++++ DATASET EXCERPTS

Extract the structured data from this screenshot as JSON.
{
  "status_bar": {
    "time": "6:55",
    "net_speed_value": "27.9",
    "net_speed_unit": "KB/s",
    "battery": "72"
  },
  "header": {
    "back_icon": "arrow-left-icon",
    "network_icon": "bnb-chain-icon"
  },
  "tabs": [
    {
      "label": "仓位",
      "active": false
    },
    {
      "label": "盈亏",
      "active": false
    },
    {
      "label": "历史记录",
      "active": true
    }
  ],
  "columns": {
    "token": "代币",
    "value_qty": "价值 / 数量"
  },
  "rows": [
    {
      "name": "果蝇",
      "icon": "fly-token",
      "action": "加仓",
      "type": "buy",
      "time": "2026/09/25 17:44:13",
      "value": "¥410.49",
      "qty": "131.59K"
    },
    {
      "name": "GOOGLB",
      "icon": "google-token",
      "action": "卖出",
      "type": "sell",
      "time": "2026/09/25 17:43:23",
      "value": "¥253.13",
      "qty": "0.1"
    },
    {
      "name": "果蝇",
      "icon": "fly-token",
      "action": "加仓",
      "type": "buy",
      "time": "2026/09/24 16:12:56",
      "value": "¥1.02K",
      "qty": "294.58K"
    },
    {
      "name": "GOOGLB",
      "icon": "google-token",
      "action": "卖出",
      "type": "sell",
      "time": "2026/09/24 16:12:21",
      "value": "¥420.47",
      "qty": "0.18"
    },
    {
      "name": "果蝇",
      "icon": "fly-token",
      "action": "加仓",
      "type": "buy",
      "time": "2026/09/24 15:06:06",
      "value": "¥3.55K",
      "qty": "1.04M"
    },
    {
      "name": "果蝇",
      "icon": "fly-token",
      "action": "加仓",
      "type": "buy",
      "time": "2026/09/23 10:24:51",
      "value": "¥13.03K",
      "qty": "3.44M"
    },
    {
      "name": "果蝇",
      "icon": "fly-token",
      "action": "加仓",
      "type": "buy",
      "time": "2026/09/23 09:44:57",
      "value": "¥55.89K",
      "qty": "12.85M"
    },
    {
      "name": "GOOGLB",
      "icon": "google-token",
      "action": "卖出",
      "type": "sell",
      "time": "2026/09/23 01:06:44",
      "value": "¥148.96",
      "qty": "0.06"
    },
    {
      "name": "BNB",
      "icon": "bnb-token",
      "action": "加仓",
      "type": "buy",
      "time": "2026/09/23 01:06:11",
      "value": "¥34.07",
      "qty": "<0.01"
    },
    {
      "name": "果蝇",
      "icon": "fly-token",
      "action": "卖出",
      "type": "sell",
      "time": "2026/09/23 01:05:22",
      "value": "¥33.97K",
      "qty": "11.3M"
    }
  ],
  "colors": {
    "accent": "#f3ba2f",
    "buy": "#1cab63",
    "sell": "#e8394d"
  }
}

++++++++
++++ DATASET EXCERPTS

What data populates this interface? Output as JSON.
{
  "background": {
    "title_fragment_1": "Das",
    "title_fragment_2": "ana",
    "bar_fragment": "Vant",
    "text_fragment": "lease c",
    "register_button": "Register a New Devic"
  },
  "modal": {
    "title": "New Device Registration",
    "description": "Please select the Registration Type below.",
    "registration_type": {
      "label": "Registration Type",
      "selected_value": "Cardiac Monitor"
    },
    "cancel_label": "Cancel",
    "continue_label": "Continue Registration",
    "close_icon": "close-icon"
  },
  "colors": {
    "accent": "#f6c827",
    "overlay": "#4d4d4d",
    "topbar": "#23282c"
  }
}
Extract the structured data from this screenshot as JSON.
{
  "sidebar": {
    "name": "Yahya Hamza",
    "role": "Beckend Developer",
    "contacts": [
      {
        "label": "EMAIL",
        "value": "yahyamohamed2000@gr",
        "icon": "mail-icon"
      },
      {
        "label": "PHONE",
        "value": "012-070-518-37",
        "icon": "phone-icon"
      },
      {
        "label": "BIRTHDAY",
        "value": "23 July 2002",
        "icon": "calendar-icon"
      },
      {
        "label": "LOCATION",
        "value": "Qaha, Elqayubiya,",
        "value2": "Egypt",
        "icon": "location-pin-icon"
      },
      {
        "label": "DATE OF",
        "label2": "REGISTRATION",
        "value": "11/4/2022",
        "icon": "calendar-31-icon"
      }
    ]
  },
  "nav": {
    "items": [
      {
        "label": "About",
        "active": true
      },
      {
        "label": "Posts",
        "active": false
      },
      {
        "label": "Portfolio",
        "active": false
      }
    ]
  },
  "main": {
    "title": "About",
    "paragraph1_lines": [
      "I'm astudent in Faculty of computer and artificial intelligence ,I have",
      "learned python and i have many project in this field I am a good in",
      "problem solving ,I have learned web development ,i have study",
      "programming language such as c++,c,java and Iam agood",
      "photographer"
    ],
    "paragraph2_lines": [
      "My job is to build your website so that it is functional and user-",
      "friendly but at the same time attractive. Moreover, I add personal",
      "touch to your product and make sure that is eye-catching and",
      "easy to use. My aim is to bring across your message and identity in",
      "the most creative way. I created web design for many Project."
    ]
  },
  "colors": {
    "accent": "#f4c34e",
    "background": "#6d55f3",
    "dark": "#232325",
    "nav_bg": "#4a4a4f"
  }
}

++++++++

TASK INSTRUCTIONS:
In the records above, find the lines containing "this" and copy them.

TASK RESPONSE:
Extract the structured data from this screenshot as JSON.
What data populates this interface? Output as JSON.
Extract the structured data from this screenshot as JSON.
      "learned python and i have many project in this field I am a good in",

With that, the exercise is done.